WHAT THE EXERCISE ASKS ▸ Provide the number of lines in the entries below containing "text", with no further words.

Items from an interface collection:
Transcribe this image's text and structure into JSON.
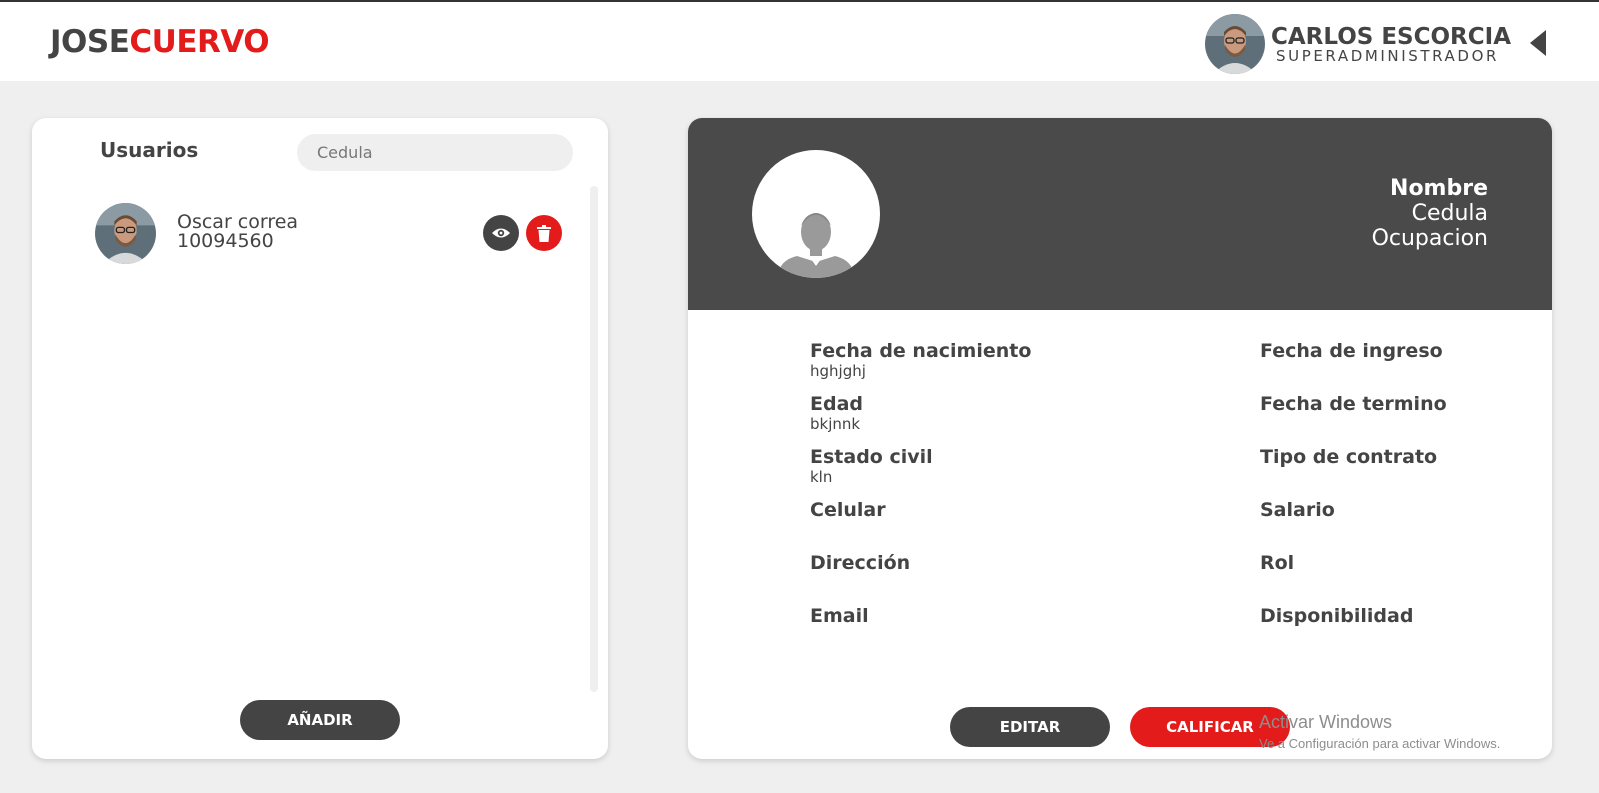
{
  "header": {
    "logo_part1": "JOSE",
    "logo_part2": "CUERVO",
    "user": {
      "name": "CARLOS ESCORCIA",
      "role": "SUPERADMINISTRADOR"
    }
  },
  "users_panel": {
    "title": "Usuarios",
    "search_placeholder": "Cedula",
    "items": [
      {
        "name": "Oscar correa",
        "cedula": "10094560"
      }
    ],
    "add_label": "AÑADIR"
  },
  "profile": {
    "name_label": "Nombre",
    "cedula_label": "Cedula",
    "occupation_label": "Ocupacion",
    "left_fields": [
      {
        "label": "Fecha de nacimiento",
        "value": "hghjghj"
      },
      {
        "label": "Edad",
        "value": "bkjnnk"
      },
      {
        "label": "Estado civil",
        "value": "kln"
      },
      {
        "label": "Celular",
        "value": ""
      },
      {
        "label": "Dirección",
        "value": ""
      },
      {
        "label": "Email",
        "value": ""
      }
    ],
    "right_fields": [
      {
        "label": "Fecha de ingreso",
        "value": ""
      },
      {
        "label": "Fecha de termino",
        "value": ""
      },
      {
        "label": "Tipo de contrato",
        "value": ""
      },
      {
        "label": "Salario",
        "value": ""
      },
      {
        "label": "Rol",
        "value": ""
      },
      {
        "label": "Disponibilidad",
        "value": ""
      }
    ],
    "edit_label": "EDITAR",
    "rate_label": "CALIFICAR"
  },
  "watermark": {
    "line1": "Activar Windows",
    "line2": "Ve a Configuración para activar Windows."
  },
  "colors": {
    "accent": "#e31b1b",
    "dark": "#444444",
    "header_dark": "#4a4a4a",
    "background": "#efefef"
  }
}
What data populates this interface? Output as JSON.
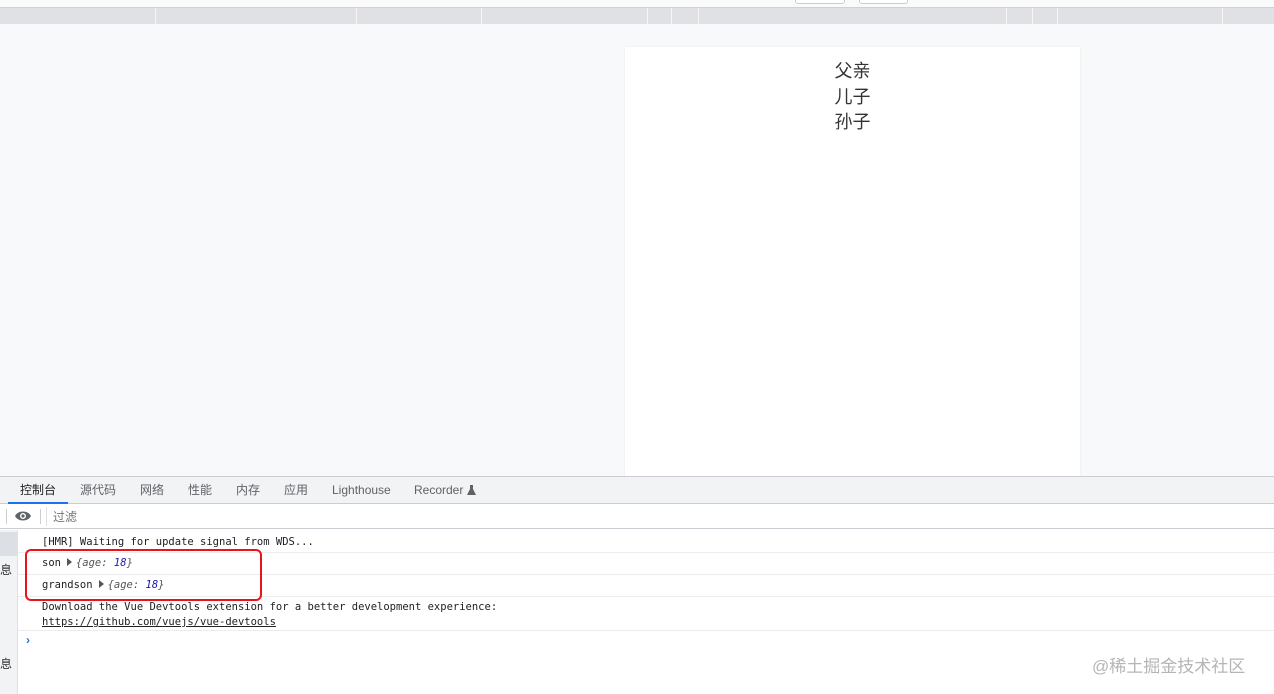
{
  "page": {
    "lines": [
      "父亲",
      "儿子",
      "孙子"
    ]
  },
  "devtools": {
    "tabs": [
      {
        "label": "控制台",
        "active": true
      },
      {
        "label": "源代码"
      },
      {
        "label": "网络"
      },
      {
        "label": "性能"
      },
      {
        "label": "内存"
      },
      {
        "label": "应用"
      },
      {
        "label": "Lighthouse"
      },
      {
        "label": "Recorder"
      }
    ],
    "recorder_icon": "flask-icon",
    "filter_placeholder": "过滤",
    "sidebar_labels": [
      "息",
      "息"
    ],
    "console": [
      {
        "text": "[HMR] Waiting for update signal from WDS..."
      },
      {
        "label": "son",
        "object_open": "{age: ",
        "value": "18",
        "object_close": "}"
      },
      {
        "label": "grandson",
        "object_open": "{age: ",
        "value": "18",
        "object_close": "}"
      },
      {
        "text": "Download the Vue Devtools extension for a better development experience:",
        "link": "https://github.com/vuejs/vue-devtools"
      }
    ],
    "prompt": "›"
  },
  "highlight_color": "#e8141b",
  "watermark": "@稀土掘金技术社区"
}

FINISHED EXERCISE ▸ 3